→ What to work on
Restate the data below word for word, keeping each line intact.

▼

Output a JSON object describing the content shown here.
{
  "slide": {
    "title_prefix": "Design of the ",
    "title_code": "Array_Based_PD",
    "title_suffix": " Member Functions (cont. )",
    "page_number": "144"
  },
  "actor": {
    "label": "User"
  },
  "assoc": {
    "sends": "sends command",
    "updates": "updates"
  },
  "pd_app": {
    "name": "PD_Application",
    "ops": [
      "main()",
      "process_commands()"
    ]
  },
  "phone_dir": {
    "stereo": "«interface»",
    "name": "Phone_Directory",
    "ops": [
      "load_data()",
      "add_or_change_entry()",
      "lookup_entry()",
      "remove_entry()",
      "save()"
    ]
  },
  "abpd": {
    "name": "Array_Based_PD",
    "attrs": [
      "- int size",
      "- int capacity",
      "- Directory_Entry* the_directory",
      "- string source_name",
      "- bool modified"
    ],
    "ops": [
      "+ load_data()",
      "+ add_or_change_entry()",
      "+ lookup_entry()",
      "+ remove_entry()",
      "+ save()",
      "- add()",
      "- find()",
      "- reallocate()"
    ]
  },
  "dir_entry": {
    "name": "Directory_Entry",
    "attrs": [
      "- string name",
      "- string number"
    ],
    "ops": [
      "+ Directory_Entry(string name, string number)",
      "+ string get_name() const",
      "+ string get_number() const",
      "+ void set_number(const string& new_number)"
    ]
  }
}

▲

→ Solution to this exercise
Output a JSON object describing the content shown here.
{
  "slide": {
    "title_prefix": "Design of the ",
    "title_code": "Array_Based_PD",
    "title_suffix": " Member Functions (cont. )",
    "page_number": "144"
  },
  "actor": {
    "label": "User"
  },
  "assoc": {
    "sends": "sends command",
    "updates": "updates"
  },
  "pd_app": {
    "name": "PD_Application",
    "ops": [
      "main()",
      "process_commands()"
    ]
  },
  "phone_dir": {
    "stereo": "«interface»",
    "name": "Phone_Directory",
    "ops": [
      "load_data()",
      "add_or_change_entry()",
      "lookup_entry()",
      "remove_entry()",
      "save()"
    ]
  },
  "abpd": {
    "name": "Array_Based_PD",
    "attrs": [
      "- int size",
      "- int capacity",
      "- Directory_Entry* the_directory",
      "- string source_name",
      "- bool modified"
    ],
    "ops": [
      "+ load_data()",
      "+ add_or_change_entry()",
      "+ lookup_entry()",
      "+ remove_entry()",
      "+ save()",
      "- add()",
      "- find()",
      "- reallocate()"
    ]
  },
  "dir_entry": {
    "name": "Directory_Entry",
    "attrs": [
      "- string name",
      "- string number"
    ],
    "ops": [
      "+ Directory_Entry(string name, string number)",
      "+ string get_name() const",
      "+ string get_number() const",
      "+ void set_number(const string& new_number)"
    ]
  }
}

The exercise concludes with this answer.